[Provided material — start]
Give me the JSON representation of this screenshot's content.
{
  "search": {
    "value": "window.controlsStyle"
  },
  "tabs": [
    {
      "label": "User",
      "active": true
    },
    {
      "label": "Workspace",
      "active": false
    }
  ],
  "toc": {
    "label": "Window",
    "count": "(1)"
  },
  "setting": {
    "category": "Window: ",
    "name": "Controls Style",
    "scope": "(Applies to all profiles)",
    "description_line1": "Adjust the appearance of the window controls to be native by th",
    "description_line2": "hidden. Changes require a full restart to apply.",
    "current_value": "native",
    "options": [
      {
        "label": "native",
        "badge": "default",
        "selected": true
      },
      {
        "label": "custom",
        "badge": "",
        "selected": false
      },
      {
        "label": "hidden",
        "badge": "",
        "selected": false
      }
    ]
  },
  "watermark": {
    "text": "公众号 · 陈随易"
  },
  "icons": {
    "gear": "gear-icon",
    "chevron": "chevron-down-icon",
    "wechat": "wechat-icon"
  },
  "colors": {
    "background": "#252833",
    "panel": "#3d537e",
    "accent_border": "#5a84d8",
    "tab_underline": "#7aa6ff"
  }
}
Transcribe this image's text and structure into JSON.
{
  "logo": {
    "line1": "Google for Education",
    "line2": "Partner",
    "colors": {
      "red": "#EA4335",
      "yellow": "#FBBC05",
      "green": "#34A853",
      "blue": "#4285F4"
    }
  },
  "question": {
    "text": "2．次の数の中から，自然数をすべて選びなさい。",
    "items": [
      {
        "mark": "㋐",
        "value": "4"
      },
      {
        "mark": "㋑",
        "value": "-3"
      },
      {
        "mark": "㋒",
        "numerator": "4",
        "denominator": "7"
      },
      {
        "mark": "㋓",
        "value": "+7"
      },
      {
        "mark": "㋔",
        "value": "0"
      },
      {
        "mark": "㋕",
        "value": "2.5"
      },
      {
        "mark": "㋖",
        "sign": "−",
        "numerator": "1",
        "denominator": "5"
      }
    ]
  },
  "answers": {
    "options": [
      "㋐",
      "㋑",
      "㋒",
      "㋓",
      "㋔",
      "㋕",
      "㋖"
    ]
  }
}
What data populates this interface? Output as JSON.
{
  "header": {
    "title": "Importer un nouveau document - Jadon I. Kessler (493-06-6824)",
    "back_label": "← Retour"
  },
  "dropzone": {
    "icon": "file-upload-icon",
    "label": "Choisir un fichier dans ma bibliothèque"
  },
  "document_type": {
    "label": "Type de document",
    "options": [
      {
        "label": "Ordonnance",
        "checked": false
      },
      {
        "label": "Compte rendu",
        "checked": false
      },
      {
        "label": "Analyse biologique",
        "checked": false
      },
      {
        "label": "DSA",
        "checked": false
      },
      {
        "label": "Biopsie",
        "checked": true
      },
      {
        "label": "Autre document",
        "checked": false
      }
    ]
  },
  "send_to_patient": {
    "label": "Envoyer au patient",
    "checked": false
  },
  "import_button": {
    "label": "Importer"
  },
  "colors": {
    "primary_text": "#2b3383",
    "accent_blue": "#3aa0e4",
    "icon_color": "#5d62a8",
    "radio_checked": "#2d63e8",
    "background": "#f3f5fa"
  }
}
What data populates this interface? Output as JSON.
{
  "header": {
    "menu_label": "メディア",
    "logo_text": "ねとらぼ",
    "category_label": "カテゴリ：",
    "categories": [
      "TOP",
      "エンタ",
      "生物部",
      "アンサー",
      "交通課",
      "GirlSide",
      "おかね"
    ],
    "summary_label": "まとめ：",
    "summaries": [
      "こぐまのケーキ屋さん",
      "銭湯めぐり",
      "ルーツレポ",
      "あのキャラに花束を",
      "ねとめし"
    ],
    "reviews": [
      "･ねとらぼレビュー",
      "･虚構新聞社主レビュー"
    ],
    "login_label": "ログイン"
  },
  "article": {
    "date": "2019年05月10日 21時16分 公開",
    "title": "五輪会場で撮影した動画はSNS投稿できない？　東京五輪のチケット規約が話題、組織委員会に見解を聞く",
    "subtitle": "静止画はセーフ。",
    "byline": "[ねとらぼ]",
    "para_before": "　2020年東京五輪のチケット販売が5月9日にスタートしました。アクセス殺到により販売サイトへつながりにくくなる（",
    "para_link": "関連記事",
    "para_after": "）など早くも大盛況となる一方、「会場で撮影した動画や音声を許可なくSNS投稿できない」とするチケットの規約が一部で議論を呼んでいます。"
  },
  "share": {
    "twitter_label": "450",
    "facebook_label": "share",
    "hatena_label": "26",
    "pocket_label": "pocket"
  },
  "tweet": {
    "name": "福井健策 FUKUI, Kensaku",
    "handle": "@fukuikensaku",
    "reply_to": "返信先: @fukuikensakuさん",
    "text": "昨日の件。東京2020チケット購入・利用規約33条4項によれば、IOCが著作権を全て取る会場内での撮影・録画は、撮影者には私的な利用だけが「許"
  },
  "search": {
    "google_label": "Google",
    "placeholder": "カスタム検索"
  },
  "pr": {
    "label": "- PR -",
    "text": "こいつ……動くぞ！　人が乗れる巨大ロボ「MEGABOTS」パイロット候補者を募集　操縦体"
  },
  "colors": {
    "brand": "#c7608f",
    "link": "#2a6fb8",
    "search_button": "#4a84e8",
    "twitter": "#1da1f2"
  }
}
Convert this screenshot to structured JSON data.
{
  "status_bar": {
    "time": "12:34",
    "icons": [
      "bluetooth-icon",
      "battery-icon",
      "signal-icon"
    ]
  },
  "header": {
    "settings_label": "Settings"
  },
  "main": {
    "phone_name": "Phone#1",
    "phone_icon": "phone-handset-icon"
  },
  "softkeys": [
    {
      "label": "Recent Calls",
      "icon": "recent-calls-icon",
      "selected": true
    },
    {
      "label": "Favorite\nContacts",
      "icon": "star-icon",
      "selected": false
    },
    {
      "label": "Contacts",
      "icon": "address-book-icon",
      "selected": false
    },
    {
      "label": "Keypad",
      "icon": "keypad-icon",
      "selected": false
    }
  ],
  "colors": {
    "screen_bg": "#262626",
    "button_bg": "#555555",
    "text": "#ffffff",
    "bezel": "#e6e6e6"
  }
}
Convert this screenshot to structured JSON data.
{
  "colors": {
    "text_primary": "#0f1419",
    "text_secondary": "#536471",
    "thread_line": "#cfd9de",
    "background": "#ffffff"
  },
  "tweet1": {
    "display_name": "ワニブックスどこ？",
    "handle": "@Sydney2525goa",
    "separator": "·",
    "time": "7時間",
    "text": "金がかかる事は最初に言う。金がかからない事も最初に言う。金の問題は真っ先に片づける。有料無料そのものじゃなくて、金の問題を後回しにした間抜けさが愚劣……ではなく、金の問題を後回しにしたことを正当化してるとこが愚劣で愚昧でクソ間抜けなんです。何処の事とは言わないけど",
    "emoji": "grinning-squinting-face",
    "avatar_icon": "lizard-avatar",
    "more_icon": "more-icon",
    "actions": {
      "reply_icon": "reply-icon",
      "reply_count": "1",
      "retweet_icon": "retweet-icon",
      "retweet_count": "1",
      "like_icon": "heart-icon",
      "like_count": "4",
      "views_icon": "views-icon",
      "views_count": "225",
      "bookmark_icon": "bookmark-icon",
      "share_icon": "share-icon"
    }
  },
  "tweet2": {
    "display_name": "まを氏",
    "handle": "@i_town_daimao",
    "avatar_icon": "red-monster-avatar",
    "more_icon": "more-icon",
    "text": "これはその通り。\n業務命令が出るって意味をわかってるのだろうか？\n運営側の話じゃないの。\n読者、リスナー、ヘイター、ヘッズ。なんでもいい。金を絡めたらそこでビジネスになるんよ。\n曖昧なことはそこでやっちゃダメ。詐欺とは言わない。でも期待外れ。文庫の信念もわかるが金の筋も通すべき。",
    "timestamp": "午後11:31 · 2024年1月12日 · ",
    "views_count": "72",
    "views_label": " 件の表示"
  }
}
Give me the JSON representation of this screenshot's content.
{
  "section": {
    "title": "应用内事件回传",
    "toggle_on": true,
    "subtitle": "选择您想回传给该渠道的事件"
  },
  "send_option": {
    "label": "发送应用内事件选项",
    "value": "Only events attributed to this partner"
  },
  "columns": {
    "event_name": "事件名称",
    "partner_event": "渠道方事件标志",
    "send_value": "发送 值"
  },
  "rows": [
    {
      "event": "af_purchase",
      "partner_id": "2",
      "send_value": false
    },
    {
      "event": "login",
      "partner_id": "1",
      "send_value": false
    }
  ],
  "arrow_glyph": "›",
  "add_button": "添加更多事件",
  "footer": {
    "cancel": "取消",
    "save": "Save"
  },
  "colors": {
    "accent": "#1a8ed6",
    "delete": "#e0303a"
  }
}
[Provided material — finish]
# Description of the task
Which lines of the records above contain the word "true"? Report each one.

# Exercise result
      "active": true
        "selected": true
        "checked": true
      "selected": true
    "toggle_on": true,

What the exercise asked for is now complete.